The bulk of this story is based on the official report submitted by General Custer. Word has it, though, that Custer’s reports were usually a little one sided, always showing his actions in a favorable light. James Harvey Kidd wrote after the war that: “No one could be more willing than myself to suspect that General Custer was the man to wittingly do an injustice to any command that served under him. Yet, there are in his official reports many inaccuracies, not to employ a stronger term.” Kid was a member of the 6th Michigan Wolverines and fought closely by Custer’s side throughout the war.

Rosser testified “the firing at the first camp roused the rest of Custer’s command and a sharp engagement followed. The Federals were forced back and Rosser pursued a short distance.” Though the battle was a Union victory, as they held the ground after the fight, strategically, the incident caused Custer to retire back down the valley.

General Custer was never able to celebrate Christmas, or any other holiday, at Lynchburg. The fighting here in the Valley was destined to go on until March 2, 1865, ending with the Battle of Waynesboro. This story, however, including Custer’s remarkable escape from capture, may go a long way in explaining his request of Rosser that the “coat tails of your next uniform” need be “a trifle shorter.” He was, after all, able to extricate himself from a tight situation on the “coat tails” of someone else.

Sign on Battlefield at Lacey Springs


Armstrong, Richard. 7th Virginia Cavalry. H. E Howard, Inc. Lynchburg, Va. 1992.

Hotchkiss, Jedediah. Make Me a Map of the Valley. The Civil War Journal of Stonewall Jackson’s Topographer. Southern Methodist University Press. Dallas, Tx. 1973.

Landis, Steven E. Custer at Lacey Spring: Custer’s failure to consider Confederate intentions cost him victory at Lacey Spring. Columbiad: A Quarterly Review of the War Between the States. Winter 1999.

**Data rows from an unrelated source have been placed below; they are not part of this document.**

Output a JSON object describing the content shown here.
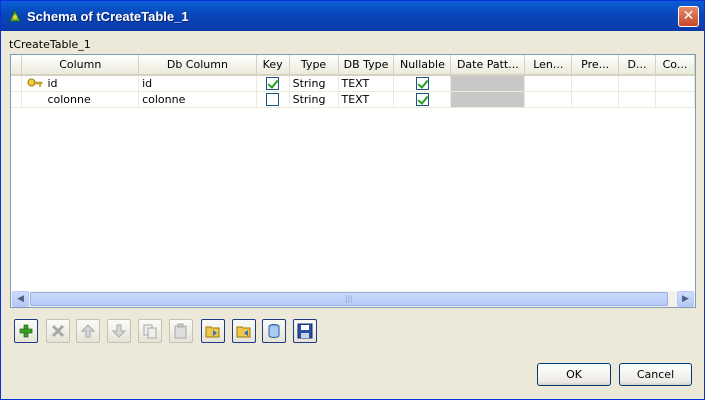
{
  "window": {
    "title": "Schema of tCreateTable_1",
    "close_label": "✕"
  },
  "subtitle": "tCreateTable_1",
  "table": {
    "columns": [
      "Column",
      "Db Column",
      "Key",
      "Type",
      "DB Type",
      "Nullable",
      "Date Patt...",
      "Len...",
      "Pre...",
      "D...",
      "Co..."
    ],
    "rows": [
      {
        "column": "id",
        "db_column": "id",
        "key": true,
        "type": "String",
        "db_type": "TEXT",
        "nullable": true,
        "key_icon": "key-icon"
      },
      {
        "column": "colonne",
        "db_column": "colonne",
        "key": false,
        "type": "String",
        "db_type": "TEXT",
        "nullable": true
      }
    ]
  },
  "toolbar": {
    "buttons": [
      {
        "name": "add-icon",
        "enabled": true
      },
      {
        "name": "remove-icon",
        "enabled": false
      },
      {
        "name": "move-up-icon",
        "enabled": false
      },
      {
        "name": "move-down-icon",
        "enabled": false
      },
      {
        "name": "copy-icon",
        "enabled": false
      },
      {
        "name": "paste-icon",
        "enabled": false
      },
      {
        "name": "import-icon",
        "enabled": true
      },
      {
        "name": "export-icon",
        "enabled": true
      },
      {
        "name": "repository-icon",
        "enabled": true
      },
      {
        "name": "save-icon",
        "enabled": true
      }
    ]
  },
  "buttons": {
    "ok": "OK",
    "cancel": "Cancel"
  },
  "colors": {
    "titlebar": "#0846b9",
    "grid_border": "#7f9db9",
    "check": "#21a121",
    "dialog_bg": "#ece9d8"
  }
}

Official Records of the War of the Rebellion. Series I – Volume XLIII Part 1. Pg 674 to 677 and pg. 588.

McDonald, William N. A History of the Laurel Brigade. The Johns Hopkins University Press. Baltimore, Md. 2002.